Frequently Asked Questions
  • Is non-toxic nail polish remover effective on all types of manicures?

    Not all non-toxic nail polishes are created equally. In general, the milder ones don’t work as well on gel and acrylic nails because they use tougher glues and adhesives. So there is no blanket rule regarding effectiveness of non-toxic removers.

    Check the label before buying. Manufacturers don’t want to disappoint their customers since many also sell polishes, cosmetics, and other beauty products. That’s why most removers will clearly indicate that they work on “all types” of polishes or will list the types that they do not work well with.

  • Is it safe to make my own nail polish remover?

    There are a number of DIY recipes online that use non-toxic ingredients like lemon juice, vinegar, hand sanitizer, and even deodorant to remove nail polish. However, their effectiveness depends on the type of polish and how hard and long you work at it, and some don't work at all. You’ve probably noticed while cooking that your polish doesn’t fall off or disappear when you squeeze a lemon or spill vinegar on your hands.

    When handling solvents, such as acetone from the hardware store, be aware of where you’re working. You’ll want to pour and work outside or in well ventilated areas free of open flames and sparking sources that could ignite the solvent or its fumes.

  • Does non-toxic nail polish remover expire?

    Although most nail polish removers are not marked with an expiration date, the solvents in them usually evaporate quickly if left open to the air for any length of time. Cap containers tightly when not in use and safely dispose of any container that appears to be bloating or expanded.

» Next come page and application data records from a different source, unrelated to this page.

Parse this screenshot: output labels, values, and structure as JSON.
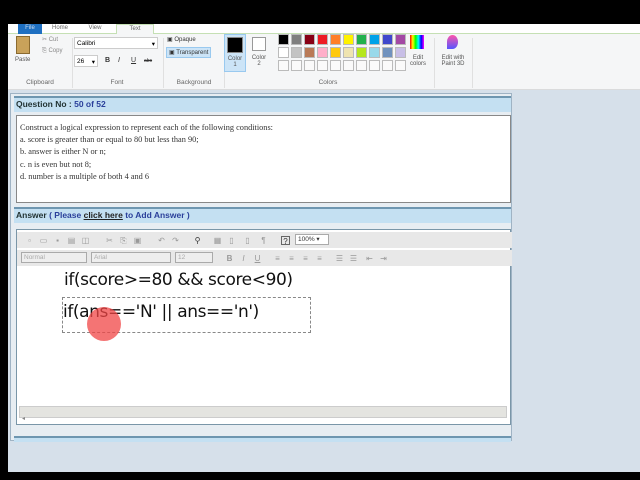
{
  "ribbon": {
    "tabs": [
      "File",
      "Home",
      "View",
      "Text"
    ],
    "clipboard": {
      "paste": "Paste",
      "cut": "Cut",
      "copy": "Copy",
      "label": "Clipboard"
    },
    "font": {
      "name": "Calibri",
      "size": "26",
      "bold": "B",
      "italic": "I",
      "underline": "U",
      "strike": "abc",
      "label": "Font"
    },
    "background": {
      "opaque": "Opaque",
      "transparent": "Transparent",
      "label": "Background"
    },
    "colors": {
      "color1": "Color 1",
      "color2": "Color 2",
      "label": "Colors",
      "edit": "Edit colors",
      "paint3d": "Edit with Paint 3D",
      "palette_row1": [
        "#000000",
        "#7f7f7f",
        "#880015",
        "#ed1c24",
        "#ff7f27",
        "#fff200",
        "#22b14c",
        "#00a2e8",
        "#3f48cc",
        "#a349a4"
      ],
      "palette_row2": [
        "#ffffff",
        "#c3c3c3",
        "#b97a57",
        "#ffaec9",
        "#ffc90e",
        "#efe4b0",
        "#b5e61d",
        "#99d9ea",
        "#7092be",
        "#c8bfe7"
      ]
    }
  },
  "question": {
    "label": "Question No : ",
    "number": "50 of 52",
    "lines": [
      "Construct a logical expression to represent each of the following conditions:",
      "a. score is greater than or equal to 80 but less than 90;",
      "b. answer is either N or n;",
      "c. n is even but not 8;",
      "d. number is a multiple of both 4 and 6"
    ]
  },
  "answer": {
    "label": "Answer",
    "pre": "( Please ",
    "link": "click here",
    "post": " to Add Answer )"
  },
  "editor": {
    "zoom": "100%",
    "style": "Normal",
    "font": "Arial",
    "size": "12",
    "lines": [
      "if(score>=80 && score<90)",
      "if(ans=='N' || ans=='n')"
    ]
  }
}
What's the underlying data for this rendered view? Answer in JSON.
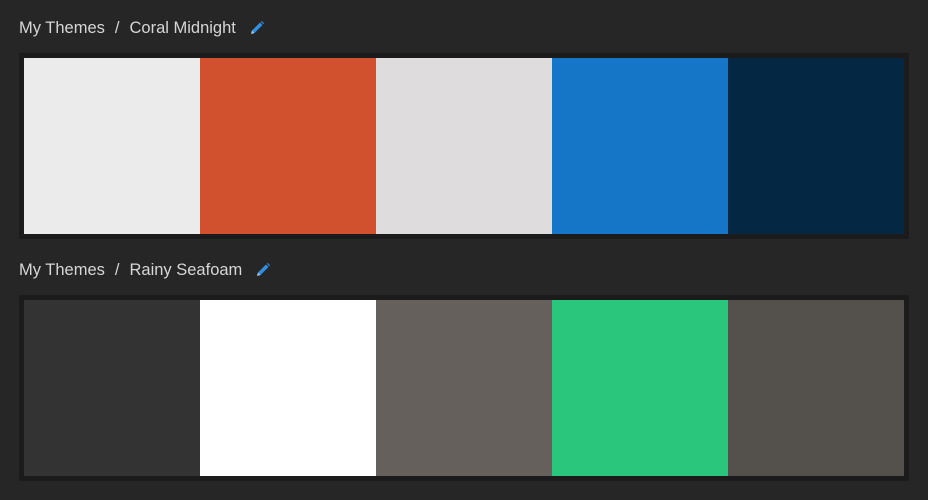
{
  "themes": [
    {
      "breadcrumb_root": "My Themes",
      "separator": "/",
      "name": "Coral Midnight",
      "colors": [
        "#ebebeb",
        "#d1512f",
        "#dedcdc",
        "#1576c8",
        "#042743"
      ]
    },
    {
      "breadcrumb_root": "My Themes",
      "separator": "/",
      "name": "Rainy Seafoam",
      "colors": [
        "#333333",
        "#ffffff",
        "#65605c",
        "#29c67b",
        "#54504b"
      ]
    }
  ],
  "icons": {
    "edit": "pencil-icon"
  },
  "accent_color": "#2f8fe0",
  "background_color": "#262626"
}
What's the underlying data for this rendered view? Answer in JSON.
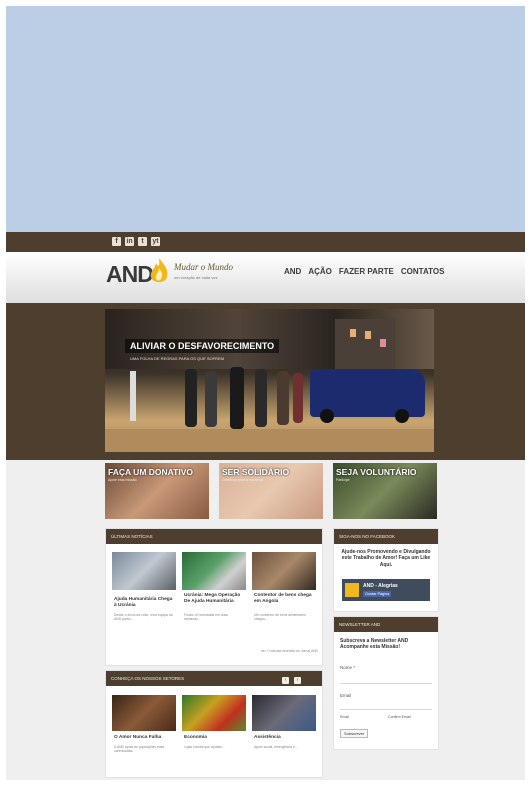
{
  "social": [
    "f",
    "in",
    "t",
    "yt"
  ],
  "logo": {
    "name": "AND",
    "script": "Mudar o Mundo",
    "tagline": "um coração de cada vez"
  },
  "nav": [
    "AND",
    "AÇÃO",
    "FAZER PARTE",
    "CONTATOS"
  ],
  "hero": {
    "title": "ALIVIAR O DESFAVORECIMENTO",
    "subtitle": "UMA FOLHA DE REGRAS PARA OS QUE SOFREM"
  },
  "promos": [
    {
      "label": "FAÇA UM DONATIVO",
      "sub": "Apoie esta missão"
    },
    {
      "label": "SER SOLIDÁRIO",
      "sub": "Contribua para a mudança"
    },
    {
      "label": "SEJA VOLUNTÁRIO",
      "sub": "Participe"
    }
  ],
  "news": {
    "title": "ÚLTIMAS NOTÍCIAS",
    "items": [
      {
        "title": "Ajuda Humanitária Chega à Ucrânia",
        "text": "Desde o início da crise, uma equipa da AND partiu..."
      },
      {
        "title": "Ucrânia: Mega Operação De Ajuda Humanitária",
        "text": "Foram 40 toneladas em duas semanas..."
      },
      {
        "title": "Contentor de bens chega em Angola",
        "text": "Um contentor de bens alimentares chegou..."
      }
    ],
    "more": "ver + notícias recentes no Jornal AND"
  },
  "sectors": {
    "title": "CONHEÇA OS NOSSOS SETORES",
    "items": [
      {
        "title": "O Amor Nunca Falha",
        "text": "A AND apoia as populações mais carenciadas..."
      },
      {
        "title": "Economia",
        "text": "Lojas sociais que apoiam..."
      },
      {
        "title": "Assistência",
        "text": "Apoio social, emergência e..."
      }
    ]
  },
  "facebook": {
    "title": "SIGA-NOS NO FACEBOOK",
    "text": "Ajude-nos Promovendo e Divulgando este Trabalho de Amor! Faça um Like Aqui.",
    "page_name": "AND - Alegrias",
    "like_button": "Gostar Página"
  },
  "newsletter": {
    "title": "NEWSLETTER AND",
    "text": "Subscreva a Newsletter AND Acompanhe esta Missão!",
    "name_label": "Nome *",
    "email_label": "Email",
    "email_small": "Email",
    "confirm_small": "Confirm Email",
    "submit": "Subscrever"
  },
  "colors": {
    "header_brown": "#4e3e2e",
    "background": "#efefef",
    "top_area": "#bccde6"
  }
}
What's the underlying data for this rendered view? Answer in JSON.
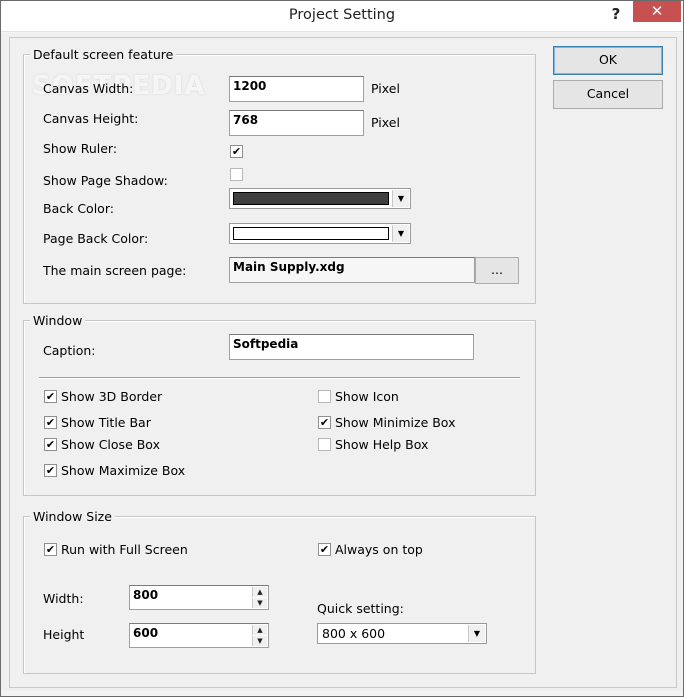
{
  "window": {
    "title": "Project Setting",
    "help_glyph": "?",
    "close_glyph": "✕"
  },
  "buttons": {
    "ok": "OK",
    "cancel": "Cancel",
    "browse": "..."
  },
  "default_screen": {
    "legend": "Default screen feature",
    "canvas_width_label": "Canvas Width:",
    "canvas_width_value": "1200",
    "canvas_height_label": "Canvas Height:",
    "canvas_height_value": "768",
    "pixel_unit": "Pixel",
    "show_ruler_label": "Show Ruler:",
    "show_ruler_checked": true,
    "show_page_shadow_label": "Show Page Shadow:",
    "show_page_shadow_checked": false,
    "back_color_label": "Back Color:",
    "back_color": "#404040",
    "page_back_color_label": "Page Back Color:",
    "page_back_color": "#ffffff",
    "main_page_label": "The main screen page:",
    "main_page_value": "Main Supply.xdg"
  },
  "window_group": {
    "legend": "Window",
    "caption_label": "Caption:",
    "caption_value": "Softpedia",
    "options": [
      {
        "label": "Show 3D Border",
        "checked": true
      },
      {
        "label": "Show Title Bar",
        "checked": true
      },
      {
        "label": "Show Close Box",
        "checked": true
      },
      {
        "label": "Show Maximize Box",
        "checked": true
      },
      {
        "label": "Show Icon",
        "checked": false
      },
      {
        "label": "Show Minimize Box",
        "checked": true
      },
      {
        "label": "Show Help Box",
        "checked": false
      }
    ]
  },
  "window_size": {
    "legend": "Window Size",
    "full_screen_label": "Run with Full Screen",
    "full_screen_checked": true,
    "always_on_top_label": "Always on top",
    "always_on_top_checked": true,
    "width_label": "Width:",
    "width_value": "800",
    "height_label": "Height",
    "height_value": "600",
    "quick_setting_label": "Quick setting:",
    "quick_setting_value": "800 x 600"
  },
  "watermark": "SOFTPEDIA",
  "icons": {
    "check": "✔",
    "dropdown": "▼",
    "spin_up": "▲",
    "spin_down": "▼"
  }
}
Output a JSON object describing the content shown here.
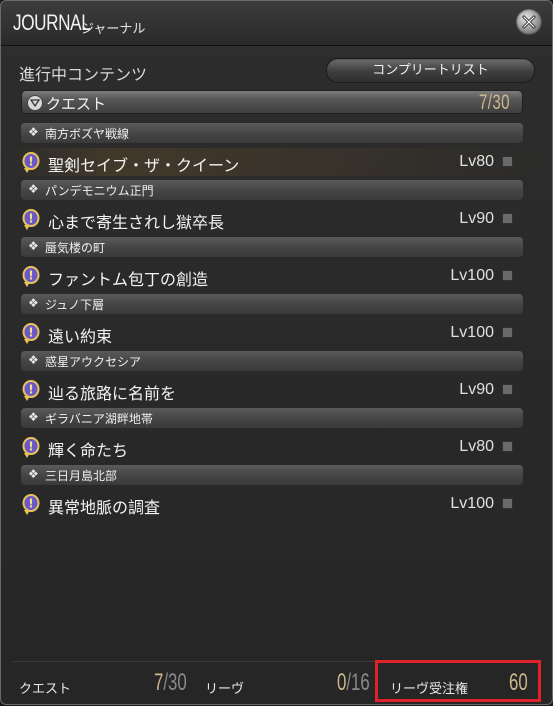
{
  "window": {
    "title_en": "JOURNAL",
    "title_ja": "ジャーナル",
    "close_icon": "close-x-icon"
  },
  "content": {
    "section_label": "進行中コンテンツ",
    "complete_list_button": "コンプリートリスト"
  },
  "quest_header": {
    "label": "クエスト",
    "count": "7/30"
  },
  "groups": [
    {
      "area": "南方ボズヤ戦線",
      "quest": "聖剣セイブ・ザ・クイーン",
      "level": "Lv80",
      "highlighted": true
    },
    {
      "area": "パンデモニウム正門",
      "quest": "心まで寄生されし獄卒長",
      "level": "Lv90",
      "highlighted": false
    },
    {
      "area": "蜃気楼の町",
      "quest": "ファントム包丁の創造",
      "level": "Lv100",
      "highlighted": false
    },
    {
      "area": "ジュノ下層",
      "quest": "遠い約束",
      "level": "Lv100",
      "highlighted": false
    },
    {
      "area": "惑星アウクセシア",
      "quest": "辿る旅路に名前を",
      "level": "Lv90",
      "highlighted": false
    },
    {
      "area": "ギラバニア湖畔地帯",
      "quest": "輝く命たち",
      "level": "Lv80",
      "highlighted": false
    },
    {
      "area": "三日月島北部",
      "quest": "異常地脈の調査",
      "level": "Lv100",
      "highlighted": false
    }
  ],
  "footer": {
    "quest_label": "クエスト",
    "quest_current": "7",
    "quest_max": "/30",
    "leve_label": "リーヴ",
    "leve_current": "0",
    "leve_max": "/16",
    "allowance_label": "リーヴ受注権",
    "allowance_value": "60"
  },
  "colors": {
    "accent_gold": "#cdb88a",
    "highlight_box": "#e0202a"
  }
}
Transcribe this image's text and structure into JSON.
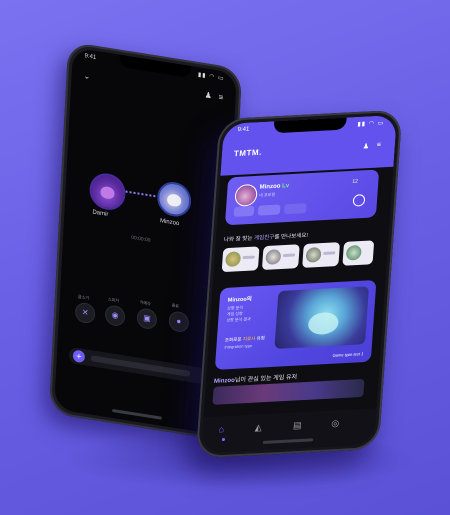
{
  "colors": {
    "background": "#6a60e6",
    "accent": "#6352ee",
    "highlight": "#b5a8ff",
    "level": "#7bf09a"
  },
  "phone_back": {
    "status_time": "9:41",
    "icons": [
      "chevron-down-icon",
      "user-icon",
      "menu-icon"
    ],
    "participants": [
      {
        "name": "Damir"
      },
      {
        "name": "Minzoo"
      }
    ],
    "subtitle": "00:00:00",
    "actions": [
      {
        "label": "음소거",
        "icon": "mic-off-icon"
      },
      {
        "label": "스피커",
        "icon": "speaker-icon"
      },
      {
        "label": "카메라",
        "icon": "camera-icon"
      },
      {
        "label": "종료",
        "icon": "end-call-icon"
      }
    ],
    "plus_label": "+"
  },
  "phone_front": {
    "status_time": "9:41",
    "logo": "TMTM.",
    "profile": {
      "name": "Minzoo",
      "level": "Lv",
      "subtitle": "내 프로필",
      "stat": "12"
    },
    "section_friends": {
      "prefix": "나와 잘 맞는 ",
      "highlight": "게임친구",
      "suffix": "를 만나보세요!"
    },
    "banner": {
      "title": "Minzoo의",
      "lines": [
        "성향 분석",
        "게임 성향",
        "성향 분석 결과"
      ],
      "tag_prefix": "조화로운 ",
      "tag_highlight": "치료사",
      "tag_suffix": " 유형",
      "tag_sub": "Integration type",
      "footer": "Game type test 1"
    },
    "section_bottom": {
      "highlight": "Minzoo",
      "suffix": "님이 관심 있는 게임 유저"
    },
    "tabs": [
      {
        "icon": "home-icon",
        "active": true
      },
      {
        "icon": "megaphone-icon",
        "active": false
      },
      {
        "icon": "chat-icon",
        "active": false
      },
      {
        "icon": "ring-icon",
        "active": false
      }
    ]
  }
}
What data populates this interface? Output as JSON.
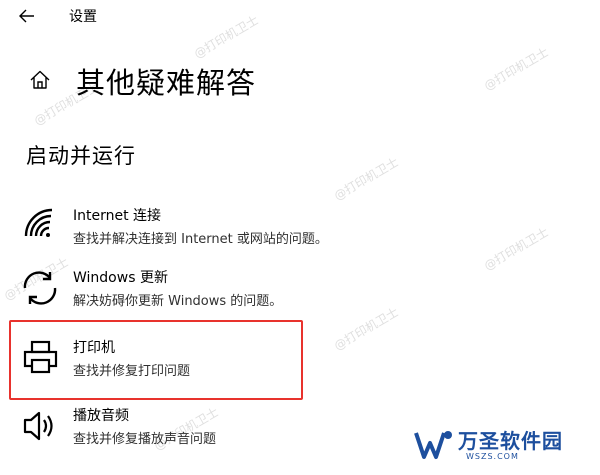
{
  "window": {
    "title": "设置"
  },
  "header": {
    "page_title": "其他疑难解答"
  },
  "section": {
    "title": "启动并运行"
  },
  "items": [
    {
      "name": "Internet 连接",
      "desc": "查找并解决连接到 Internet 或网站的问题。",
      "icon": "wifi-icon"
    },
    {
      "name": "Windows 更新",
      "desc": "解决妨碍你更新 Windows 的问题。",
      "icon": "refresh-icon"
    },
    {
      "name": "打印机",
      "desc": "查找并修复打印问题",
      "icon": "printer-icon"
    },
    {
      "name": "播放音频",
      "desc": "查找并修复播放声音问题",
      "icon": "speaker-icon"
    }
  ],
  "watermark": {
    "text": "@打印机卫士"
  },
  "logo": {
    "brand": "万圣软件园",
    "domain": "WSZS.COM"
  },
  "colors": {
    "highlight_border": "#e8322d",
    "logo_blue": "#1d4f9e"
  }
}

    In general, nail polish remover that isn’t contaminated and is stored in tightly sealed containers can last several years. But over a longer period of time the nail polish remover solvents can slowly decompose. Acetone decomposes when exposed to the ultraviolet light in sunlight to gasses like methane and ethane. Propylene carbonate can decompose to propylene glycol, a common ingredient in cosmetics, rated as a “3” by EWG.

    If you use the container often, replace it more frequently, such as every year. Otherwise you can wait an extra couple of years or more when stored properly and out of sunlight.

Why Trust Treehugger?

To make this list, we carefully reviewed all the ingredients in a range of popular nail polish removers. We also researched user experiences to make sure products will get the job done.

Unless otherwise noted, each of the brands on this list have earned a top score of “1” from theEnvironmental Working Group’s (EWG) Skin Deep Database, which ranks products based on the human and environmental toxicity of their chemical ingredients. We found that only a small percentage of products on the market have been rated by EWG and most contain at least some ingredients that are known to be harmful in high concentrations and exposure scenarios.

Lorraine Wilde has only the highest standards for what goes on her family’s skin and into our delicate water bodies. Lorraine also holds a Master’s degree in environmental science with an emphasis on toxicology. She is a firm believer that consumers can make healthy, informed, and environmentally-conscious choices to protect their families and our planet.

View Article Sources
  1. Skin Deep. "Nenatonuim Benzoate." EWG.

  2. The Problem with vitamin A.” EWG

  3. Skin Deep. “Propylene Carbonate.” EWG.